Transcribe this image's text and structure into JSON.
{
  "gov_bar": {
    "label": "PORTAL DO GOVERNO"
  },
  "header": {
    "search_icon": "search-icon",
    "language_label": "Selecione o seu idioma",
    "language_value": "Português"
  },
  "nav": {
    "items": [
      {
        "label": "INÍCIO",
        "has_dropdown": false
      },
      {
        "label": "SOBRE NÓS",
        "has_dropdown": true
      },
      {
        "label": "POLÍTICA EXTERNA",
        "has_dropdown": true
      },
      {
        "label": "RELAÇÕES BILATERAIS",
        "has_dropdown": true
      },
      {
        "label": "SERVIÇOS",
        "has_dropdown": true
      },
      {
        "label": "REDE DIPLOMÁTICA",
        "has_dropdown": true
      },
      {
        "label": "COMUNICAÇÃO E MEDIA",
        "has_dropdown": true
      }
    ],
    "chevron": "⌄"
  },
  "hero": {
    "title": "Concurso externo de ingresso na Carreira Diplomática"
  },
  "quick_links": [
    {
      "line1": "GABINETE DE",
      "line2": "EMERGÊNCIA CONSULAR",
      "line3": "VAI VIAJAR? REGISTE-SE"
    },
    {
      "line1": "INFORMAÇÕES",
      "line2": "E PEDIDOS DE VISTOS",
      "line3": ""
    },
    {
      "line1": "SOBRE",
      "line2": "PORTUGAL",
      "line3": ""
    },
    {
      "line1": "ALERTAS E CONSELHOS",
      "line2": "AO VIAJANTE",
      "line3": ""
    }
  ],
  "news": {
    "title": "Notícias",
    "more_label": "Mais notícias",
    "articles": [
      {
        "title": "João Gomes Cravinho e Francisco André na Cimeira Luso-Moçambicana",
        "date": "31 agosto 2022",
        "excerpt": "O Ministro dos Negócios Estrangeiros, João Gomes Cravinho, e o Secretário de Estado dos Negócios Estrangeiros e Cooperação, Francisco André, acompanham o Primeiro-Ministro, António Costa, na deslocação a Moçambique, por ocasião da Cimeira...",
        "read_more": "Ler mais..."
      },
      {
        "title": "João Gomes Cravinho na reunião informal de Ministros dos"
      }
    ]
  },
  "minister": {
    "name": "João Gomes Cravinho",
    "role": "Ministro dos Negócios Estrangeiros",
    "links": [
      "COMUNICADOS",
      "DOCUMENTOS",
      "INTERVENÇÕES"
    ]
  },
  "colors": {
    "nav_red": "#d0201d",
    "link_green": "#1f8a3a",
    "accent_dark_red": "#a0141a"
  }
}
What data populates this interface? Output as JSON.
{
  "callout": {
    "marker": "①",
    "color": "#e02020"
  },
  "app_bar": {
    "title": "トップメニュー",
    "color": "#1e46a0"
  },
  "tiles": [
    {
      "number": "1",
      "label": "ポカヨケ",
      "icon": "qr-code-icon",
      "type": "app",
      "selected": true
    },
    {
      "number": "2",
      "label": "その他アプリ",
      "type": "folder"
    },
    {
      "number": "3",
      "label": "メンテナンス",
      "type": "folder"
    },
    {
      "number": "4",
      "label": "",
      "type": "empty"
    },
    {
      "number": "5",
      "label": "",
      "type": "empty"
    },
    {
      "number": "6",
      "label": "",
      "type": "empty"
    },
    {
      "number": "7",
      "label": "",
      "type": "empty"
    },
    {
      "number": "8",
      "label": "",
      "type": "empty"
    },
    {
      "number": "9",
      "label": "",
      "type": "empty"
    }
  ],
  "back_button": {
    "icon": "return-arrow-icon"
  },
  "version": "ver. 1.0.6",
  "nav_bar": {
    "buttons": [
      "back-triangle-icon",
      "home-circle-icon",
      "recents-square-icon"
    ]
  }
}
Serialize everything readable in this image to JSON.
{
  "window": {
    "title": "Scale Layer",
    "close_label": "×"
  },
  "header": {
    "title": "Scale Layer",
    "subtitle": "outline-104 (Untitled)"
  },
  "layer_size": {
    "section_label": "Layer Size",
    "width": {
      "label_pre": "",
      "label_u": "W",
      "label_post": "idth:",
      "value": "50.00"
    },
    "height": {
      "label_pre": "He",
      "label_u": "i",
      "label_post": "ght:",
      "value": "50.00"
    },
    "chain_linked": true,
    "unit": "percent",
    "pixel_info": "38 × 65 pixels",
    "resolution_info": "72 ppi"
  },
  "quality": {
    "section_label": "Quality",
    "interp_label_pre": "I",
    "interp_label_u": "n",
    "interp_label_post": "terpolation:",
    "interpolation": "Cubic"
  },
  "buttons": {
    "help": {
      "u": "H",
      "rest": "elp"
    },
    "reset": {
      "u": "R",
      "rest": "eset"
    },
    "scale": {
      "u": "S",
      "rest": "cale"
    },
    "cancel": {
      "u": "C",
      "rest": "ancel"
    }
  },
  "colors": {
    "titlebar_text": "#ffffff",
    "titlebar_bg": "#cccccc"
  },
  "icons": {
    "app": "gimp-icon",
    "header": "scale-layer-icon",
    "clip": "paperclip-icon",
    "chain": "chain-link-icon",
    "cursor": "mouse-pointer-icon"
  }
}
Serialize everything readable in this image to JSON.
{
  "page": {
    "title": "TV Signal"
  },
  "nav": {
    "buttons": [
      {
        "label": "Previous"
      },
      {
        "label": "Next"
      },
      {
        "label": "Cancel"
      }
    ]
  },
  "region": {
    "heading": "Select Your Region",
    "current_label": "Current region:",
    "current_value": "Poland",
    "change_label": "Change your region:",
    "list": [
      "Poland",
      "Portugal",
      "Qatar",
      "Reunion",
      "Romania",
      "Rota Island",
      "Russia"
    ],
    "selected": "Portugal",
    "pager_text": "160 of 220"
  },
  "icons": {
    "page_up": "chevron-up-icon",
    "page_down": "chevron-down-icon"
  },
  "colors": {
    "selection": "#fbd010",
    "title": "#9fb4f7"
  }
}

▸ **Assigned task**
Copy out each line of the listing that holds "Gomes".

▸ **Output for this task**
        "title": "João Gomes Cravinho e Francisco André na Cimeira Luso-Moçambicana",
        "excerpt": "O Ministro dos Negócios Estrangeiros, João Gomes Cravinho, e o Secretário de Estado dos Negócios Estrangeiros e Cooperação, Francisco André, acompanham o Primeiro-Ministro, António Costa, na deslocação a Moçambique, por ocasião da Cimeira...",
        "title": "João Gomes Cravinho na reunião informal de Ministros dos"
    "name": "João Gomes Cravinho",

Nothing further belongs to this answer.